_TASK DETAILS_. Working from the entries that follow, retype each one without any alteration.

_GIVEN DATA_.
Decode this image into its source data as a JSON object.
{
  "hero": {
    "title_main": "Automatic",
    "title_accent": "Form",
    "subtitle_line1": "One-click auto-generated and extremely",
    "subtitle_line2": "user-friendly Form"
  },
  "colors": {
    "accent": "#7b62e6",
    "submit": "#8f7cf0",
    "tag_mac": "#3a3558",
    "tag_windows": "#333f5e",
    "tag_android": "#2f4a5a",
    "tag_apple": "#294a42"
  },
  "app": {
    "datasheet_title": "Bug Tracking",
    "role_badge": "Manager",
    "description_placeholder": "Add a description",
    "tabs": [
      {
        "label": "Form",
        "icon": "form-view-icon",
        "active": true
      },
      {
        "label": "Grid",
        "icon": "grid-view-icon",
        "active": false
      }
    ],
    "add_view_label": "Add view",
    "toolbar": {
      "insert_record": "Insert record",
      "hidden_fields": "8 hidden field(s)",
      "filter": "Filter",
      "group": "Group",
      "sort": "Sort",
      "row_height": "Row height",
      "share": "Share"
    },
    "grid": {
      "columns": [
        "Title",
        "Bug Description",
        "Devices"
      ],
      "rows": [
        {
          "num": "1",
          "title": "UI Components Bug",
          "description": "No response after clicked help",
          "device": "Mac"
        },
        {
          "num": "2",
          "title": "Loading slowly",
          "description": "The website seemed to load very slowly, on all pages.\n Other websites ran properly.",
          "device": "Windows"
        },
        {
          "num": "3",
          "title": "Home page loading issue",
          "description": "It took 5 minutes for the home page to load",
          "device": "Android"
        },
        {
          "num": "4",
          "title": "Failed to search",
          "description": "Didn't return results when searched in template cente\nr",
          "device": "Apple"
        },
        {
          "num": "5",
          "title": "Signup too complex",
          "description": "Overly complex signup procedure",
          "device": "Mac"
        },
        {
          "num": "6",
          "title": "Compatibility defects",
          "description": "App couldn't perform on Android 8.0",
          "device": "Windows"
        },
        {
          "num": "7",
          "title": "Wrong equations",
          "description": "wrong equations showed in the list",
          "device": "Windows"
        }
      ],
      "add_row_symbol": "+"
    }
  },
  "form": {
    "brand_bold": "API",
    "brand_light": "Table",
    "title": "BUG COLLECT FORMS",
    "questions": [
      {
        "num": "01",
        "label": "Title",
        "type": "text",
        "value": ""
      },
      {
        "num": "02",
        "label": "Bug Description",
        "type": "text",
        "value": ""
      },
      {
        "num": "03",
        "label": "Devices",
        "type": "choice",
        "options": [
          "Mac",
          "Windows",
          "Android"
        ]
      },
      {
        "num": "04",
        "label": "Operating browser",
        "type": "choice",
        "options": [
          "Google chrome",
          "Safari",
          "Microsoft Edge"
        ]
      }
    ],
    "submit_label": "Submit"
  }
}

_REPLY_.
Decode this image into its source data as a JSON object.
{
  "hero": {
    "title_main": "Automatic",
    "title_accent": "Form",
    "subtitle_line1": "One-click auto-generated and extremely",
    "subtitle_line2": "user-friendly Form"
  },
  "colors": {
    "accent": "#7b62e6",
    "submit": "#8f7cf0",
    "tag_mac": "#3a3558",
    "tag_windows": "#333f5e",
    "tag_android": "#2f4a5a",
    "tag_apple": "#294a42"
  },
  "app": {
    "datasheet_title": "Bug Tracking",
    "role_badge": "Manager",
    "description_placeholder": "Add a description",
    "tabs": [
      {
        "label": "Form",
        "icon": "form-view-icon",
        "active": true
      },
      {
        "label": "Grid",
        "icon": "grid-view-icon",
        "active": false
      }
    ],
    "add_view_label": "Add view",
    "toolbar": {
      "insert_record": "Insert record",
      "hidden_fields": "8 hidden field(s)",
      "filter": "Filter",
      "group": "Group",
      "sort": "Sort",
      "row_height": "Row height",
      "share": "Share"
    },
    "grid": {
      "columns": [
        "Title",
        "Bug Description",
        "Devices"
      ],
      "rows": [
        {
          "num": "1",
          "title": "UI Components Bug",
          "description": "No response after clicked help",
          "device": "Mac"
        },
        {
          "num": "2",
          "title": "Loading slowly",
          "description": "The website seemed to load very slowly, on all pages.\n Other websites ran properly.",
          "device": "Windows"
        },
        {
          "num": "3",
          "title": "Home page loading issue",
          "description": "It took 5 minutes for the home page to load",
          "device": "Android"
        },
        {
          "num": "4",
          "title": "Failed to search",
          "description": "Didn't return results when searched in template cente\nr",
          "device": "Apple"
        },
        {
          "num": "5",
          "title": "Signup too complex",
          "description": "Overly complex signup procedure",
          "device": "Mac"
        },
        {
          "num": "6",
          "title": "Compatibility defects",
          "description": "App couldn't perform on Android 8.0",
          "device": "Windows"
        },
        {
          "num": "7",
          "title": "Wrong equations",
          "description": "wrong equations showed in the list",
          "device": "Windows"
        }
      ],
      "add_row_symbol": "+"
    }
  },
  "form": {
    "brand_bold": "API",
    "brand_light": "Table",
    "title": "BUG COLLECT FORMS",
    "questions": [
      {
        "num": "01",
        "label": "Title",
        "type": "text",
        "value": ""
      },
      {
        "num": "02",
        "label": "Bug Description",
        "type": "text",
        "value": ""
      },
      {
        "num": "03",
        "label": "Devices",
        "type": "choice",
        "options": [
          "Mac",
          "Windows",
          "Android"
        ]
      },
      {
        "num": "04",
        "label": "Operating browser",
        "type": "choice",
        "options": [
          "Google chrome",
          "Safari",
          "Microsoft Edge"
        ]
      }
    ],
    "submit_label": "Submit"
  }
}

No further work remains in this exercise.